**About this task**
Every line below containing the word "风华正茂" should be found and copied.

**Exercise inputs**
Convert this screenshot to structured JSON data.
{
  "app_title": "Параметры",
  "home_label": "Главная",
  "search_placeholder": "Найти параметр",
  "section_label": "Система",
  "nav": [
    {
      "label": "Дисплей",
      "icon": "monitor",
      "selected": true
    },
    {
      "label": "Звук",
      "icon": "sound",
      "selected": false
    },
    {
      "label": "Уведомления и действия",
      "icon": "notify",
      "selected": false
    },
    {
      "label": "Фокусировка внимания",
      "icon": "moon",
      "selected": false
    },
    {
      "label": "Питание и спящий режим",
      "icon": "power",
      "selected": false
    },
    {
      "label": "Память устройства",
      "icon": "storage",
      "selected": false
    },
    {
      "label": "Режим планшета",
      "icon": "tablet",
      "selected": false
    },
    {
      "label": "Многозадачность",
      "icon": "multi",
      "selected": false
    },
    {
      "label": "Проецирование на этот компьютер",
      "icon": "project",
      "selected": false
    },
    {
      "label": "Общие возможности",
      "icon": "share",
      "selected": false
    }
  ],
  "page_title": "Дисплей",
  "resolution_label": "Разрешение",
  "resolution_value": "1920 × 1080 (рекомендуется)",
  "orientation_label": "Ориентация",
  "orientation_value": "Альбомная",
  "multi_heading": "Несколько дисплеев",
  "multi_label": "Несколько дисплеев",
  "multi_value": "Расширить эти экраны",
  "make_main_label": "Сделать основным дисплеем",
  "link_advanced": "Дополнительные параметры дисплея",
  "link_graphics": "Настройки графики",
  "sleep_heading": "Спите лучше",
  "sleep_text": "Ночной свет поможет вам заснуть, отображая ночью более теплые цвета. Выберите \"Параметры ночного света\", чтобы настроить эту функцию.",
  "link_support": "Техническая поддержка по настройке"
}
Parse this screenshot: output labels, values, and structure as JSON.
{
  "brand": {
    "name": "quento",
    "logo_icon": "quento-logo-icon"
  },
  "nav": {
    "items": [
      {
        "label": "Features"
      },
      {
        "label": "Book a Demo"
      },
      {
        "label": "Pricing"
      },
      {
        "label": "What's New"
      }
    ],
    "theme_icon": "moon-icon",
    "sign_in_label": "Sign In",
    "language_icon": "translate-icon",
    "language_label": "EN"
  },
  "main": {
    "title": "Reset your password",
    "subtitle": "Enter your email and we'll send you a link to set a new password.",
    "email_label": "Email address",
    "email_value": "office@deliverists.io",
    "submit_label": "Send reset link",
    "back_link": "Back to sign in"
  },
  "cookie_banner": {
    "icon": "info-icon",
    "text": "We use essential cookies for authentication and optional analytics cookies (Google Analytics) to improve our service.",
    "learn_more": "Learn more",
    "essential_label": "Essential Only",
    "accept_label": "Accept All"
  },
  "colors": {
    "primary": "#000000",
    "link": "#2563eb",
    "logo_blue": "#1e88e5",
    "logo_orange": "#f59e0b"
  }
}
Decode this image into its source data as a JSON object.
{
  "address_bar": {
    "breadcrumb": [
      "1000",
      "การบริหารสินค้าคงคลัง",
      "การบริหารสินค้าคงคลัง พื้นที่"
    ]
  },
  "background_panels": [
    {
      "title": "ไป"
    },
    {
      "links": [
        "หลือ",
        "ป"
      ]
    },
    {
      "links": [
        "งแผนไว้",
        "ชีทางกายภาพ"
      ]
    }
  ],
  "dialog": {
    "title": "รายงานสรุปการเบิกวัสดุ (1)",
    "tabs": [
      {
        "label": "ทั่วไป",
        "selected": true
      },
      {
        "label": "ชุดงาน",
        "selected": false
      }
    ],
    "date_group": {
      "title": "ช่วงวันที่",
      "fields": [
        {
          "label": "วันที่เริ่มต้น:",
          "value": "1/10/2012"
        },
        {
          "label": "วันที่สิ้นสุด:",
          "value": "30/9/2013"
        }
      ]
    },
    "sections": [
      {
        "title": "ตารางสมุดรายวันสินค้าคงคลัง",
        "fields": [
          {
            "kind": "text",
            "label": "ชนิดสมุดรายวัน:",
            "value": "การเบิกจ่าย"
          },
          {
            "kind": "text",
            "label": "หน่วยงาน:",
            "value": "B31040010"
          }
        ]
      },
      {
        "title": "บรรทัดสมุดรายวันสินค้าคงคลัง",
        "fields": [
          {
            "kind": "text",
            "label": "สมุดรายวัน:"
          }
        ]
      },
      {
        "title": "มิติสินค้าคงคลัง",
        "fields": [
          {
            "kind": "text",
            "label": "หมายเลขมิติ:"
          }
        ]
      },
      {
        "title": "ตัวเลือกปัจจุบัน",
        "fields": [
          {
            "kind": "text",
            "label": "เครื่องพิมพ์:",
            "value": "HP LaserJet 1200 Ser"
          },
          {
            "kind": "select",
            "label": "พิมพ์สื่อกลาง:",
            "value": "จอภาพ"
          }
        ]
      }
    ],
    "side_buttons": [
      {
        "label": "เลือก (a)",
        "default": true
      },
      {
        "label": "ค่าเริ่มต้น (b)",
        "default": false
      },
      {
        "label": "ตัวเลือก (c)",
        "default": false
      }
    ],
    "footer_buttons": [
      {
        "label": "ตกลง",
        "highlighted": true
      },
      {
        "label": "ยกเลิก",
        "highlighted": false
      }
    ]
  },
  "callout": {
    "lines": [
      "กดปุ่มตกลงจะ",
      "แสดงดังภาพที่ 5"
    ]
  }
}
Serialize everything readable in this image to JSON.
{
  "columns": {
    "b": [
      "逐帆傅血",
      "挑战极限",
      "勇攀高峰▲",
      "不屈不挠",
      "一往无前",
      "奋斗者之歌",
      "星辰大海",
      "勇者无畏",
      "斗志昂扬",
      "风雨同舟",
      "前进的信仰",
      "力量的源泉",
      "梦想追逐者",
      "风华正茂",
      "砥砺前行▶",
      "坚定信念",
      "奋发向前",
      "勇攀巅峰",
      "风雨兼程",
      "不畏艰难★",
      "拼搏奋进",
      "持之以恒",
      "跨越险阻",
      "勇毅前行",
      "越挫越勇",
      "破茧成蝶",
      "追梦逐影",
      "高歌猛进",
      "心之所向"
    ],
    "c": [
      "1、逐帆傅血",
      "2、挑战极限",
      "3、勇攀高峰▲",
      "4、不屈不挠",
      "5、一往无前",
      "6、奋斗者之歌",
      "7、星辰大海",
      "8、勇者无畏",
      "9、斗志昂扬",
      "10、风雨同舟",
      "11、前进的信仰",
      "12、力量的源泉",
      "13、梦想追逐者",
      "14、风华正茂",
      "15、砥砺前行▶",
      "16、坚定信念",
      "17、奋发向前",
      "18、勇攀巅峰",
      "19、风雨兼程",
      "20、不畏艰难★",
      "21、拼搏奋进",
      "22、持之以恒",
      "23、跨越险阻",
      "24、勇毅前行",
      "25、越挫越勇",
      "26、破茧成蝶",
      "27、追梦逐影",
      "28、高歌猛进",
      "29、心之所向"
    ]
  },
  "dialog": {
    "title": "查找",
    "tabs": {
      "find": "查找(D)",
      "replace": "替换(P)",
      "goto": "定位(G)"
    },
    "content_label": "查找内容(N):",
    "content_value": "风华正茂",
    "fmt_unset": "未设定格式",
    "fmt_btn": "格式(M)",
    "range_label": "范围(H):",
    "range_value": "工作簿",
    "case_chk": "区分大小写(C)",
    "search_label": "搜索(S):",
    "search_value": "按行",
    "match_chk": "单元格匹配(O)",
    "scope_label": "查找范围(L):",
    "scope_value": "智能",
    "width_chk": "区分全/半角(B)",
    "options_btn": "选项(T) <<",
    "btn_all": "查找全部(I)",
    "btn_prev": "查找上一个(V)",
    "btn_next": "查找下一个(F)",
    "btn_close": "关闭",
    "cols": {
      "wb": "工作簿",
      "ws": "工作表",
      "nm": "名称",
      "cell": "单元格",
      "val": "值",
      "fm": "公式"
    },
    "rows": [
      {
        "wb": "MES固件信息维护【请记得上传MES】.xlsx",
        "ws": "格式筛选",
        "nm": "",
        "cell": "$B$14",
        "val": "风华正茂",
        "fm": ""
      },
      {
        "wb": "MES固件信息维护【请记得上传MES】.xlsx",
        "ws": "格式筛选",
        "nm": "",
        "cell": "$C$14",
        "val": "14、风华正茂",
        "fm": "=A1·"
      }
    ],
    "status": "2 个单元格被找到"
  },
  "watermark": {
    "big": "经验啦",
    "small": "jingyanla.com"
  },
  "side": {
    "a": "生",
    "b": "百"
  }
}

**Exercise output**
      "风华正茂",
      "14、风华正茂",
    "content_value": "风华正茂",
        "val": "风华正茂",
        "val": "14、风华正茂",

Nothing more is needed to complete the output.